What you return must be the lines of the data that hold the word "this".

(Saved data entries)
^^^^^^^^
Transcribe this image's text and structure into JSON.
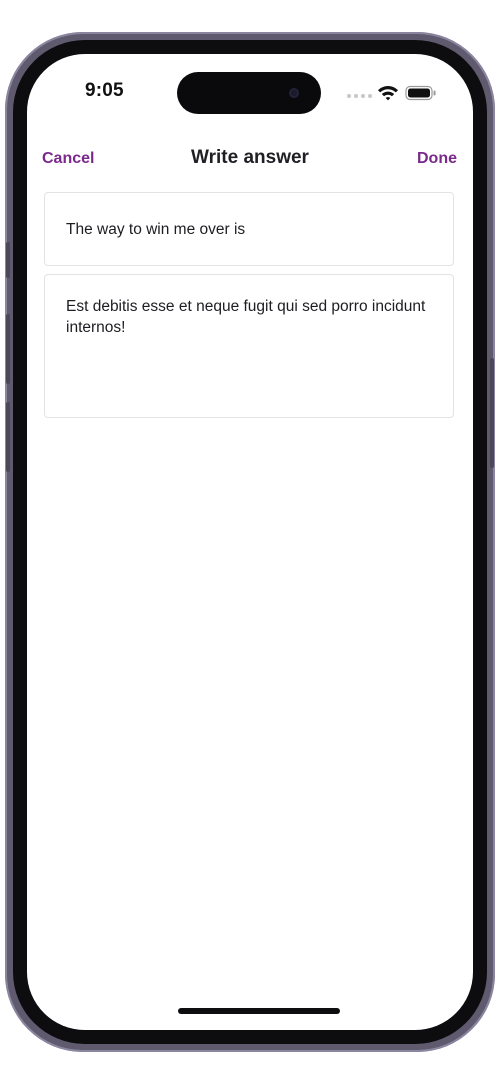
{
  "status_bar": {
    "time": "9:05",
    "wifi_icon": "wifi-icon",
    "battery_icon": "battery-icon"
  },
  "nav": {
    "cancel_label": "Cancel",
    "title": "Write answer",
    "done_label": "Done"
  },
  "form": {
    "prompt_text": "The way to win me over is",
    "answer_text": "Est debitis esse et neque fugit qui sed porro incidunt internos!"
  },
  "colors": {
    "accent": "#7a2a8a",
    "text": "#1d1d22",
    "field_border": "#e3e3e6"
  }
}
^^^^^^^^
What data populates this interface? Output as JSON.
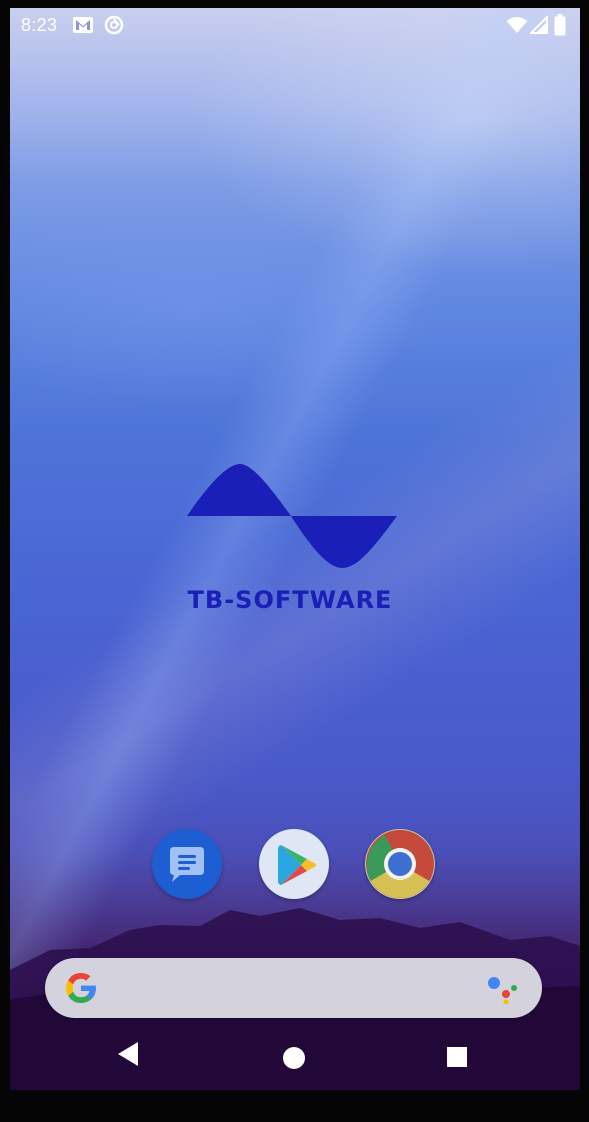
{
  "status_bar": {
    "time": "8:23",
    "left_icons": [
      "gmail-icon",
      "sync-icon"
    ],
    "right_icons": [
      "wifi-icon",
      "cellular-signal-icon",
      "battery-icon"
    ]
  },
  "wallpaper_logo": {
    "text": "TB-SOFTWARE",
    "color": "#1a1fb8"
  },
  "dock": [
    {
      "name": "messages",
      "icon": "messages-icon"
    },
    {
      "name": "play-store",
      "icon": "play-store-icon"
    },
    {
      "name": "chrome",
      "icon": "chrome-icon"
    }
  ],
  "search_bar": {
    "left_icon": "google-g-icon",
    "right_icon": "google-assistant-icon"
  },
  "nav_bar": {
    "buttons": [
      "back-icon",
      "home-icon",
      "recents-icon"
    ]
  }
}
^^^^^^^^
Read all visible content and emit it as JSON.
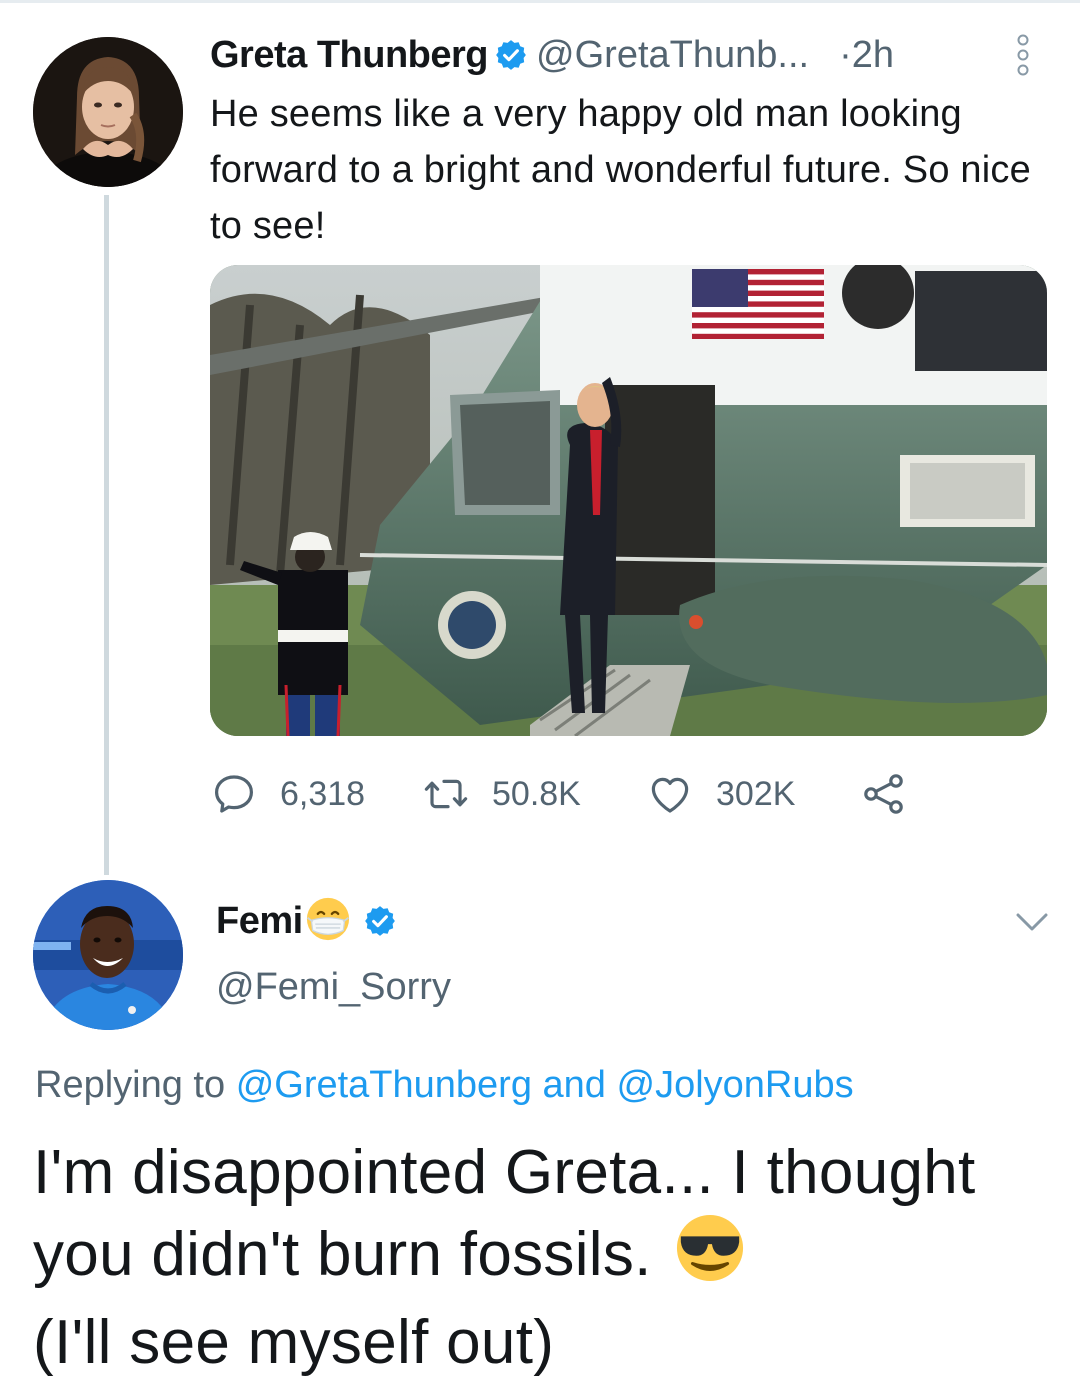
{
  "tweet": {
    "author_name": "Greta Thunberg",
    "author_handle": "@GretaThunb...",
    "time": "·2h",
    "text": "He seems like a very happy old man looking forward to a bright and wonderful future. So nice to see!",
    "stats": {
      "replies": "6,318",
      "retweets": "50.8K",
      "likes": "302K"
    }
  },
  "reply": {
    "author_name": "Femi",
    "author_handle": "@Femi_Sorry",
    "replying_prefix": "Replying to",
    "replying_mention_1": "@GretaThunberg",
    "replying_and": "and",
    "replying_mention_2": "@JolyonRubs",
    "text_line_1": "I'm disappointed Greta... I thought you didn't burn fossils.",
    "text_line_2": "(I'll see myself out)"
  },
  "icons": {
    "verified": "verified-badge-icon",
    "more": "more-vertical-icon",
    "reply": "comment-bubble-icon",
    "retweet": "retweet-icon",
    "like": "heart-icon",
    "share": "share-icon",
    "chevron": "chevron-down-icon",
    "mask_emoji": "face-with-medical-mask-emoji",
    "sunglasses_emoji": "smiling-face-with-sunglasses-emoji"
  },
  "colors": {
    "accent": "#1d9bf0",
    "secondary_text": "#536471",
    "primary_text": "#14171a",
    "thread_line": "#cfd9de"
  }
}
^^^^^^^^
Result:
Transcribe this image's text and structure into JSON.
What data populates this interface? Output as JSON.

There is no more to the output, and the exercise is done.